President Donald Trump likely delaying a fiduciary rule requiring your financial advisor to provide investors with advice that’s in their best interest. Trump signed a measure Friday ordering a Labor Department review of the fiduciary rule. The move will likely lead to a postponement of the regulation’s implementation on April 10, 2017.
“They thought they were trying to protect investors in their retirement accounts, but by protecting investors they highly limited their choices,” Gary Cohn, director of the National Economic Council, told CNBC Friday morning on “Squawk on the Street.”
The regulation covers individual retirement accounts, as well as rollovers out of company-sponsored 401(k) plans. A 2015 report from the White House Council of Economic Advisers estimated that conflicts of interest by brokers, on average, reduce annual returns on retirement savings by 1 percentage point and cost investors up to $17 billion a year. The president’s action “will probably lead to a delay at least,” Skip Schweiss, president of TD Ameritrade Trust Co., said today at TD Ameritrade’s National Linc conference in San Diego.
Legal challenges to Fiduciary Rule
The department first introduced the regulation in 2010.
Since then, organizations representing the financial services industry have fought its progress, resorting to a volley of lawsuits against the federal agency.

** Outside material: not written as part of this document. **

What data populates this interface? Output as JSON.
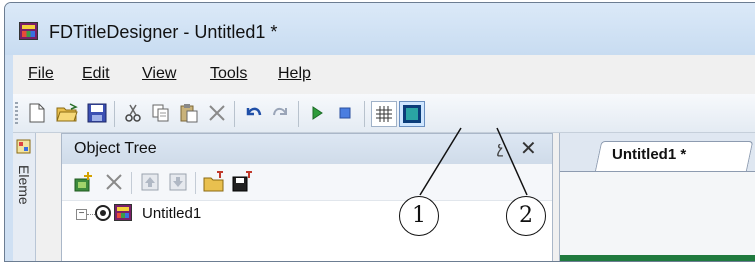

This includes cases filed by the National Association for Fixed Annuities, as well as the U.S. Chamber of Commerce and the Securities Industry and Financial Markets Association.
The rule also has faced challenges from legislators. Rep. Joe Wilson (R-S.C.) introduced a bill on Jan. 6 that would delay the regulation for two years.
What you can do
Without the regulation in place,investors will have to be even more watchful on their own, consumer advocates said.Some $7 trillion in IRA assets are at the center of the fiduciary debate. They are large moneymakers for financial services firms and would be subject to the rule.